An exact copy of the entries is needed, with every picture left out.
** Opening Data block **
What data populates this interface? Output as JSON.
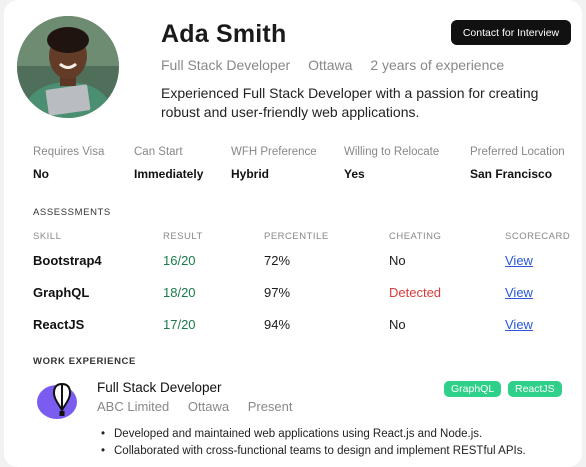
{
  "profile": {
    "name": "Ada Smith",
    "role": "Full Stack Developer",
    "location": "Ottawa",
    "experience": "2 years of experience",
    "bio": "Experienced Full Stack Developer with a passion for creating robust and user-friendly web applications."
  },
  "contact_button": "Contact for Interview",
  "facts": [
    {
      "label": "Requires Visa",
      "value": "No"
    },
    {
      "label": "Can Start",
      "value": "Immediately"
    },
    {
      "label": "WFH Preference",
      "value": "Hybrid"
    },
    {
      "label": "Willing to Relocate",
      "value": "Yes"
    },
    {
      "label": "Preferred Location",
      "value": "San Francisco"
    }
  ],
  "assessments": {
    "title": "ASSESSMENTS",
    "headers": [
      "SKILL",
      "RESULT",
      "PERCENTILE",
      "CHEATING",
      "SCORECARD"
    ],
    "rows": [
      {
        "skill": "Bootstrap4",
        "result": "16/20",
        "percentile": "72%",
        "cheating": "No",
        "scorecard": "View"
      },
      {
        "skill": "GraphQL",
        "result": "18/20",
        "percentile": "97%",
        "cheating": "Detected",
        "scorecard": "View"
      },
      {
        "skill": "ReactJS",
        "result": "17/20",
        "percentile": "94%",
        "cheating": "No",
        "scorecard": "View"
      }
    ]
  },
  "work": {
    "title": "WORK EXPERIENCE",
    "job_title": "Full Stack Developer",
    "company": "ABC Limited",
    "location": "Ottawa",
    "period": "Present",
    "tags": [
      "GraphQL",
      "ReactJS"
    ],
    "bullets": [
      "Developed and maintained web applications using React.js and Node.js.",
      "Collaborated with cross-functional teams to design and implement RESTful APIs."
    ]
  },
  "colors": {
    "accent_green": "#2fd08a",
    "result_green": "#1c7a4a",
    "alert_red": "#d93b3b",
    "link_blue": "#2a55d8",
    "button_dark": "#111111"
  }
}
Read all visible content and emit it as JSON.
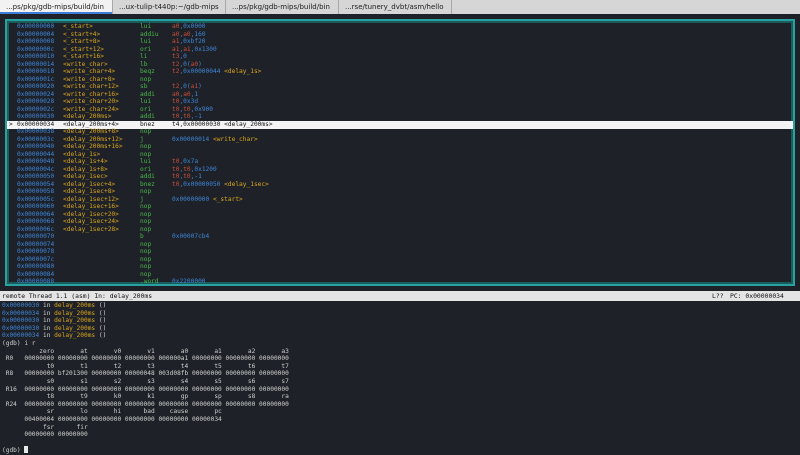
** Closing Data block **
## Answer box
What data populates this interface? Output as JSON.
{
  "profile": {
    "name": "Ada Smith",
    "role": "Full Stack Developer",
    "location": "Ottawa",
    "experience": "2 years of experience",
    "bio": "Experienced Full Stack Developer with a passion for creating robust and user-friendly web applications."
  },
  "contact_button": "Contact for Interview",
  "facts": [
    {
      "label": "Requires Visa",
      "value": "No"
    },
    {
      "label": "Can Start",
      "value": "Immediately"
    },
    {
      "label": "WFH Preference",
      "value": "Hybrid"
    },
    {
      "label": "Willing to Relocate",
      "value": "Yes"
    },
    {
      "label": "Preferred Location",
      "value": "San Francisco"
    }
  ],
  "assessments": {
    "title": "ASSESSMENTS",
    "headers": [
      "SKILL",
      "RESULT",
      "PERCENTILE",
      "CHEATING",
      "SCORECARD"
    ],
    "rows": [
      {
        "skill": "Bootstrap4",
        "result": "16/20",
        "percentile": "72%",
        "cheating": "No",
        "scorecard": "View"
      },
      {
        "skill": "GraphQL",
        "result": "18/20",
        "percentile": "97%",
        "cheating": "Detected",
        "scorecard": "View"
      },
      {
        "skill": "ReactJS",
        "result": "17/20",
        "percentile": "94%",
        "cheating": "No",
        "scorecard": "View"
      }
    ]
  },
  "work": {
    "title": "WORK EXPERIENCE",
    "job_title": "Full Stack Developer",
    "company": "ABC Limited",
    "location": "Ottawa",
    "period": "Present",
    "tags": [
      "GraphQL",
      "ReactJS"
    ],
    "bullets": [
      "Developed and maintained web applications using React.js and Node.js.",
      "Collaborated with cross-functional teams to design and implement RESTful APIs."
    ]
  },
  "colors": {
    "accent_green": "#2fd08a",
    "result_green": "#1c7a4a",
    "alert_red": "#d93b3b",
    "link_blue": "#2a55d8",
    "button_dark": "#111111"
  }
}
Read all visible content and emit it as JSON.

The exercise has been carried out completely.